** Opening TASK INPUT block **

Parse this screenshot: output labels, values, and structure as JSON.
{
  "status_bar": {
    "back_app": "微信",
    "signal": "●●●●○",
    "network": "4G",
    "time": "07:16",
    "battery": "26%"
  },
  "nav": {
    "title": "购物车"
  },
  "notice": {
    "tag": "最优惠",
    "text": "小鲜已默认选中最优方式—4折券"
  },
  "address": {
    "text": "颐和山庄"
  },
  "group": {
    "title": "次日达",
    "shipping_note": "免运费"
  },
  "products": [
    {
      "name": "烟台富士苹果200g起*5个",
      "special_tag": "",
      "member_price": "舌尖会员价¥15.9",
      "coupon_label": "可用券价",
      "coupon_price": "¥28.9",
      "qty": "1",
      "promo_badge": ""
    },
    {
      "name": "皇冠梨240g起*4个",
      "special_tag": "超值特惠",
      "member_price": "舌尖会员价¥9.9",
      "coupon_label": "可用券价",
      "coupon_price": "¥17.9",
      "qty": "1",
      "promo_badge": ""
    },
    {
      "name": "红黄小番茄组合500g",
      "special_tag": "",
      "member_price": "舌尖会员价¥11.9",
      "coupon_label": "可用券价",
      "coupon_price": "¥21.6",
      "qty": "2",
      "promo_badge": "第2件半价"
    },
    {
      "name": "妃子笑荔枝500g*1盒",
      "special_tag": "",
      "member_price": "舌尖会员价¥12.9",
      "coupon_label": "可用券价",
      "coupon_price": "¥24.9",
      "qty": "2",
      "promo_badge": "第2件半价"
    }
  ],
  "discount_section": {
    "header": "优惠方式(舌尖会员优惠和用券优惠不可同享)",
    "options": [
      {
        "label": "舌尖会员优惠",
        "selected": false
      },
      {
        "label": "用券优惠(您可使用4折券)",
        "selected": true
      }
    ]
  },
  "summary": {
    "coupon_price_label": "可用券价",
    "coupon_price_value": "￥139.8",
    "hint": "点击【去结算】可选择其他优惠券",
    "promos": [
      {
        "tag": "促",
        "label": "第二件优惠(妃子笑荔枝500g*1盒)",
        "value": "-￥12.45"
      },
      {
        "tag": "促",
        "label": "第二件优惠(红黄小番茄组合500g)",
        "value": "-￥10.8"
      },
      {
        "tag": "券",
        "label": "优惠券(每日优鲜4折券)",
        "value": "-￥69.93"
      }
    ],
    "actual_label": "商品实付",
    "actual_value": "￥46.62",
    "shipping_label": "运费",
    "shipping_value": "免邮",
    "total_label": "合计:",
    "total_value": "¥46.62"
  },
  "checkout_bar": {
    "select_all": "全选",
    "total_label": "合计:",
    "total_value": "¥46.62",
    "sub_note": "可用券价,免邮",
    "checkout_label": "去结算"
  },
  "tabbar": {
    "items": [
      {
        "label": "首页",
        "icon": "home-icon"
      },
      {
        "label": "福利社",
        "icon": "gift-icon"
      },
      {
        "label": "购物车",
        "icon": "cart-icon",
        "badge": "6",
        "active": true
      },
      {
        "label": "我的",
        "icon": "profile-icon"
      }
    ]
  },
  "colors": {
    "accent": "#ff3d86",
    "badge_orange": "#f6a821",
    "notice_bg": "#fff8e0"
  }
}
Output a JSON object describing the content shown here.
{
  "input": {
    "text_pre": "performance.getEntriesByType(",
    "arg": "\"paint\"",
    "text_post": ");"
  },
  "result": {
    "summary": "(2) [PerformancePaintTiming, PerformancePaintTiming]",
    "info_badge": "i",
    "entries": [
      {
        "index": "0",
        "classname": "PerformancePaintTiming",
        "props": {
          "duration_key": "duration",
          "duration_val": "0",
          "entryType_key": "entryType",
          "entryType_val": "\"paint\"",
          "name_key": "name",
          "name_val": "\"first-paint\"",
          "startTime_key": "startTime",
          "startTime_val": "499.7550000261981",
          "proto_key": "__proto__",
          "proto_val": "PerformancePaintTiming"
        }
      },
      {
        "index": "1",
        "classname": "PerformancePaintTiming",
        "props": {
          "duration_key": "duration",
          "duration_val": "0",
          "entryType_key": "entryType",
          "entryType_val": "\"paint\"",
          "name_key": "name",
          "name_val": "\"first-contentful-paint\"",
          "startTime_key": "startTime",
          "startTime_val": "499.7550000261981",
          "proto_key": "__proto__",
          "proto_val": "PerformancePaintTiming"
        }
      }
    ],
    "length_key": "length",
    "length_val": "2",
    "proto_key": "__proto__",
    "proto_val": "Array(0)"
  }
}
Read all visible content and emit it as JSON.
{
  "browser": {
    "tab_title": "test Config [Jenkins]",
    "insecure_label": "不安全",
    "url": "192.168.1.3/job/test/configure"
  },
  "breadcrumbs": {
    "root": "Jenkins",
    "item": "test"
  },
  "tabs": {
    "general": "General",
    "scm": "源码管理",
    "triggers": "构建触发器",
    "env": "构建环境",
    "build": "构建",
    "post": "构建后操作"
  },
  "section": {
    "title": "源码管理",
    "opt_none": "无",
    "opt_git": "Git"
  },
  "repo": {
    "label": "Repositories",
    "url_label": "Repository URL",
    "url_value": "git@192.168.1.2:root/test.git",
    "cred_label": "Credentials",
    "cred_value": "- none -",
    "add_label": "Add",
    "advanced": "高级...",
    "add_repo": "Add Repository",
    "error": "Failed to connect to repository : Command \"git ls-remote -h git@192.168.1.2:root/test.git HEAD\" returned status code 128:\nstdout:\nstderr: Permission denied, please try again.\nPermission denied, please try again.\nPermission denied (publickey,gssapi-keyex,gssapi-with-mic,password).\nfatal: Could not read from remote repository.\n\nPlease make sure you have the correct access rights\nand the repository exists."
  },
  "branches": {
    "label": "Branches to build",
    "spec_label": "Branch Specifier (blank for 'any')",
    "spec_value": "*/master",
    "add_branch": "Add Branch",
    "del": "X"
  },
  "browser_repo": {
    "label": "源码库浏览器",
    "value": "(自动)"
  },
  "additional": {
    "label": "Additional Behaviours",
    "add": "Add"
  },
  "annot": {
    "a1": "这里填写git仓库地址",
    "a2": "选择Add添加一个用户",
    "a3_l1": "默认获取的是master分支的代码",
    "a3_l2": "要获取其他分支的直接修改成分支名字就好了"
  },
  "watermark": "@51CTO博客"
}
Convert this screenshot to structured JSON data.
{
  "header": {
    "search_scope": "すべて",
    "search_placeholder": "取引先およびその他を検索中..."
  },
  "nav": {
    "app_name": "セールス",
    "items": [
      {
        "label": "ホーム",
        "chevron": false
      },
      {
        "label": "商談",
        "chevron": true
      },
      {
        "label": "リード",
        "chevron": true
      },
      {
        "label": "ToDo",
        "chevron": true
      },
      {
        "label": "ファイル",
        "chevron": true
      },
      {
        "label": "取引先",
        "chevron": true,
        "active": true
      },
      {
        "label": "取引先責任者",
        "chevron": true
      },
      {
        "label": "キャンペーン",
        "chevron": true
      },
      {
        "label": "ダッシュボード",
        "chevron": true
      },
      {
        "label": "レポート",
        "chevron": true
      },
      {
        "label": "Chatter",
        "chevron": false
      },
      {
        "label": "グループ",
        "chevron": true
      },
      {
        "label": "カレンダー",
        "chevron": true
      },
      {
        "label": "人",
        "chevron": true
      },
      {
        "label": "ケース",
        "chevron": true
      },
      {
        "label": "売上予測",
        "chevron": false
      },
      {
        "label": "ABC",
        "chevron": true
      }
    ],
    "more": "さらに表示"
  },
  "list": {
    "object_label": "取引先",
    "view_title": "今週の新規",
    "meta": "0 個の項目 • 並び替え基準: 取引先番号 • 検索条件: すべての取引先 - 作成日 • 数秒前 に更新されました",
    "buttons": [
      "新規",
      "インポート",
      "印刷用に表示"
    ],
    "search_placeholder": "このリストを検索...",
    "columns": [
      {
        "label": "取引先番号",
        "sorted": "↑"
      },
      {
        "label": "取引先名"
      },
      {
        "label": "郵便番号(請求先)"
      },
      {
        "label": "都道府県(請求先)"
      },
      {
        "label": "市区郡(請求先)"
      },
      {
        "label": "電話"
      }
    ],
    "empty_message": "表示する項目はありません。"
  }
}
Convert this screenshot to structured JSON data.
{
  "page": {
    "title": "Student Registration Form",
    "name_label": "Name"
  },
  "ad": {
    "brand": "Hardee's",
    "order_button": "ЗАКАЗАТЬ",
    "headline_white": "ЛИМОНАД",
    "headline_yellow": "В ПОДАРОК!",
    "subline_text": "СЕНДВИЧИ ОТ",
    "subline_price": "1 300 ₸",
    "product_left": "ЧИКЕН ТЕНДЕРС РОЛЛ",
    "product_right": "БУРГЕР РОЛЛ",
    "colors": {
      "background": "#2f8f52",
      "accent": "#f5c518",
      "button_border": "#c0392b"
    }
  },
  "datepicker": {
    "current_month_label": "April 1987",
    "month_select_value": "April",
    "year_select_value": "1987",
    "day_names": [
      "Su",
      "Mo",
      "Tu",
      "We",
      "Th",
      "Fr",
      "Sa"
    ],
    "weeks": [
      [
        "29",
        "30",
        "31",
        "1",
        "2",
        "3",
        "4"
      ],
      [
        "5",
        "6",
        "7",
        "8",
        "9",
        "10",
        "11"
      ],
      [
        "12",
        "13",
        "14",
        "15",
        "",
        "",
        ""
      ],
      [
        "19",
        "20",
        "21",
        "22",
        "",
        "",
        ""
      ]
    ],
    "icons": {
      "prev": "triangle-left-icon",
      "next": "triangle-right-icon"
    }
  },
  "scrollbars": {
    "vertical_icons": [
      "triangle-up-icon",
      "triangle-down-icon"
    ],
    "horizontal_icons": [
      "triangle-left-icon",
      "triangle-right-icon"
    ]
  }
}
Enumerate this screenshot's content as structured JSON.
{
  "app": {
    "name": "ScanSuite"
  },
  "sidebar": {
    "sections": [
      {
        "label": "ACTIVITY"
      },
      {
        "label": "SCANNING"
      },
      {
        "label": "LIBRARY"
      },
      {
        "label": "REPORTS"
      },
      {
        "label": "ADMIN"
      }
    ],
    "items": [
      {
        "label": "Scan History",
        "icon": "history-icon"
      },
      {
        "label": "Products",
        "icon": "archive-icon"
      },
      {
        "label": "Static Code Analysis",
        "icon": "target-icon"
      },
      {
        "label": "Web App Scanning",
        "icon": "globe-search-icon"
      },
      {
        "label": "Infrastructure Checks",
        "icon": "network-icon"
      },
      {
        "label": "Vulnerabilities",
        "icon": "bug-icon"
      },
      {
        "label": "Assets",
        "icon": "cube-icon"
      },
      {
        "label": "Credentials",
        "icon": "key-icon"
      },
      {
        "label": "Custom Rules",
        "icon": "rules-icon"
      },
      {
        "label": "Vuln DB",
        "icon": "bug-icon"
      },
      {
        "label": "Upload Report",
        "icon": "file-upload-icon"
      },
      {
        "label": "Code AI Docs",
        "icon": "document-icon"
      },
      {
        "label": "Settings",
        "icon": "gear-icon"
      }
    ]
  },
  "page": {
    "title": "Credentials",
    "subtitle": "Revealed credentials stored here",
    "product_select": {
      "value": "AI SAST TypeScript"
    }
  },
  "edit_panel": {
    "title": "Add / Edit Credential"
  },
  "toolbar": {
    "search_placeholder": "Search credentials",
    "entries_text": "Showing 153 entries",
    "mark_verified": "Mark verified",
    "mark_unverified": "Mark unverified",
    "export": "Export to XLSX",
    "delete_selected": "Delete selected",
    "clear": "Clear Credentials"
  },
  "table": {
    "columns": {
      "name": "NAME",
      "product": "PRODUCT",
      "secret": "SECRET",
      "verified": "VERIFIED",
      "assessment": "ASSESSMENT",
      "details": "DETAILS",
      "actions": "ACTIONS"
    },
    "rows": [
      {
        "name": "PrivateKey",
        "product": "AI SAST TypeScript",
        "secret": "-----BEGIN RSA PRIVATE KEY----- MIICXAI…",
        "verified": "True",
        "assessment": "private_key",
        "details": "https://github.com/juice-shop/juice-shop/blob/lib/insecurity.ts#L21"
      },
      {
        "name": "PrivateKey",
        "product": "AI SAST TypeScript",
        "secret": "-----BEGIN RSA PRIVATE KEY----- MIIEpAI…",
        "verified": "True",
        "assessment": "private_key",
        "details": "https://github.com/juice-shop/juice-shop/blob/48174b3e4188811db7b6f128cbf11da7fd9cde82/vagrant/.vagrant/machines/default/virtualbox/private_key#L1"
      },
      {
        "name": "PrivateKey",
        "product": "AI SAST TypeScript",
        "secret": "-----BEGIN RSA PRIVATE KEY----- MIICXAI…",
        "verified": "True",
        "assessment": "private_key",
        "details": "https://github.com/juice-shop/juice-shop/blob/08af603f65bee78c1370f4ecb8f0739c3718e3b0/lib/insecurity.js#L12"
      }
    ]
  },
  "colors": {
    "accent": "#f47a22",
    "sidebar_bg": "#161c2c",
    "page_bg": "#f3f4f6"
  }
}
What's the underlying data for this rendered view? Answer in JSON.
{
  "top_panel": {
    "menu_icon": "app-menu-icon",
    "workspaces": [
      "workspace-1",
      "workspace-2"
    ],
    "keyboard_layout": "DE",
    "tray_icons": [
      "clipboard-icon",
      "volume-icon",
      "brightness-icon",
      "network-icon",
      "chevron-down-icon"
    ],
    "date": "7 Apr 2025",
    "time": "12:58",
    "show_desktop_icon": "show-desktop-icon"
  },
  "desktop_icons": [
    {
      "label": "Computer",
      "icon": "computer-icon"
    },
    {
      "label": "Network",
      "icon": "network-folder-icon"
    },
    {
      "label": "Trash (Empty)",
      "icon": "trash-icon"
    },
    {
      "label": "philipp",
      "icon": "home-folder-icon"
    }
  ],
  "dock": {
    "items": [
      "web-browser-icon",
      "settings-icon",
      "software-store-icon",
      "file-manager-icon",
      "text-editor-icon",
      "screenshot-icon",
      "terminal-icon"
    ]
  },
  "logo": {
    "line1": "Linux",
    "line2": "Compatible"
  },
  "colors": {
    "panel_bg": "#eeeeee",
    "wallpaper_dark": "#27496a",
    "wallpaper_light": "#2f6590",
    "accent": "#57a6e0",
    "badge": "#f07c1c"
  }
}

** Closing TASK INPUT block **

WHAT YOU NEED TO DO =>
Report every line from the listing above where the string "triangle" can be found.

ANSWER SPACE =>
      "prev": "triangle-left-icon",
      "next": "triangle-right-icon"
      "triangle-up-icon",
      "triangle-down-icon"
      "triangle-left-icon",
      "triangle-right-icon"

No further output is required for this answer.